How is the setting in Scion different to the real world?
The World is the general name for the Scion setting. The World is Tiamat, carved into shape and form by Marduk. It is Rangi and Papi, locked in their embrace while their children war within them. It was created by a wagtail swimming upon an infinite ocean, and by Q’uq’umatz and Tepeu speaking the word “Earth” when floating upon a similar infinite ocean. Atum existed within a very similar ocean, containing all the World within himself, taking the definitions and limits of existence from the Primordial Deities and granting stewardship to the Ennead until he was named. The sons of Burr lifted the earth out of another infinite sea, fashioned from the bones and flesh and maggots of long-dead Ymir.
It is all of these things, even in contradiction to one another, and they are all true. To understand the paradox, to understand the World, you must see it as the Gods do. The World is our base setting, allowing us to treat religions as fictional entities for our use in a game while still respecting the real-world spiritual beliefs and engaging their cultural heritage for games of Scion. Sometimes, this means treating them as cohesive stories contributing to a larger pantheon when the myths surrounding those deities are anything but cohesive. Sometimes, it means sanding down differences.
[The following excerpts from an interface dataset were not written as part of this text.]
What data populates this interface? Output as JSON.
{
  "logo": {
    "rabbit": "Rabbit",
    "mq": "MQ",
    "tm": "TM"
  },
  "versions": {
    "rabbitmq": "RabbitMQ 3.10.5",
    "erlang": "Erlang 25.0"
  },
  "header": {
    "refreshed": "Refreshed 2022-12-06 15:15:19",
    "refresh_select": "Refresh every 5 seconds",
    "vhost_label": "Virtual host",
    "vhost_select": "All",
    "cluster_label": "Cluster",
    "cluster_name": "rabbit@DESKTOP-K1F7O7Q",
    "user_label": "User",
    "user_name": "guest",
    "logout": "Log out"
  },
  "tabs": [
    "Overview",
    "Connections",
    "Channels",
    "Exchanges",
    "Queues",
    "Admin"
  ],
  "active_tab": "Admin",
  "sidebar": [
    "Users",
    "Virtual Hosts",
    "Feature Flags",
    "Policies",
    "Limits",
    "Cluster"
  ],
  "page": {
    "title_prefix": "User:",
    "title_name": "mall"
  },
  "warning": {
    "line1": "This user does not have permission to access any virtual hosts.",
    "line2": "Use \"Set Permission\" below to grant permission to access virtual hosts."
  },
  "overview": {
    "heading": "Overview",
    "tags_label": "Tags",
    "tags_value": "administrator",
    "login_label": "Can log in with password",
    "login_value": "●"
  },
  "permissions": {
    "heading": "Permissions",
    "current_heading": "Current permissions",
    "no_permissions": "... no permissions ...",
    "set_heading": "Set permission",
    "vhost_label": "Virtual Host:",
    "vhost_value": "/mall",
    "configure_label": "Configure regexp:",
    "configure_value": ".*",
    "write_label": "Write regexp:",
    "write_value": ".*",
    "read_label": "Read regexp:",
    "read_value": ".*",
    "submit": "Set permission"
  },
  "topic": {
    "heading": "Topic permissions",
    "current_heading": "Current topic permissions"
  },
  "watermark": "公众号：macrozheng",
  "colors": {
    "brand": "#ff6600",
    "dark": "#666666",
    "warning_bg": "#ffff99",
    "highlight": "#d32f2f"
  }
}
The World is like ours, though the differences are subtle at first. Belief in the Gods runs strong. Cults and temples take a far smaller place alongside prayer groups and churches, but they’re there, in greater numbers and more acceptance than our world; where you might see a gold cross around a young woman’s neck, it might instead be a hammer amulet on a leather thong, or even a small raven’s claw. The statue of Christ the Redeemer standing tall over in Rio de Janiero isn’t replaced by Zeus on his throne, but signs of the lightning god of ruling are throughout the city.
Will scions be able to explore the realms of the gods, such as Tír na nÓg and Elysium?
These are Terra Incognita, and they encompass civilizations and worlds in and of themselves. They are inextricably linked to The World, connected via a specific site called an axis mundi. Cities like Shangri-La, continent-sized islands like Hy-Brasil and planets like Nibiru or Muspelheim orbiting a strange and foreign sky. Humans and other creatures live in them. They cross over, sometimes, into the World, visitors and travellers and emigres and exiles. Sometimes even emissaries.
As the second edition includes the fictional Atlantean pantheon, could there be a pantheon based on the Great Old Ones of the Lovecraft mythos in future releases?
We actually just announced a new supplement called Masks of the Mythos, helmed by award-winning author Chris Spivey (the lead on Harlem Unbound), that will cover this.
Will Scion include the concept of New Gods, such as in American Gods?
Ancient Gods encompass things like media and music. You could certainly have new Gods who claim unique portfolios, and this could lead them into conflict with the ancient ones, but this isn’t necessarily a conflict that must happen.
Can we expect similar releases as with the first edition (Demigod, God, etc) and do you have any plans for releases in other mediums?
We’ve got multiple books planned, including the Scion Companion, Dragon, and Masks of the Mythos. Stay tuned!
Neall Raemonn Price, thank you very much.
Scion (2nd Edition) has not yet been released, but can be pre-ordered in advance; here.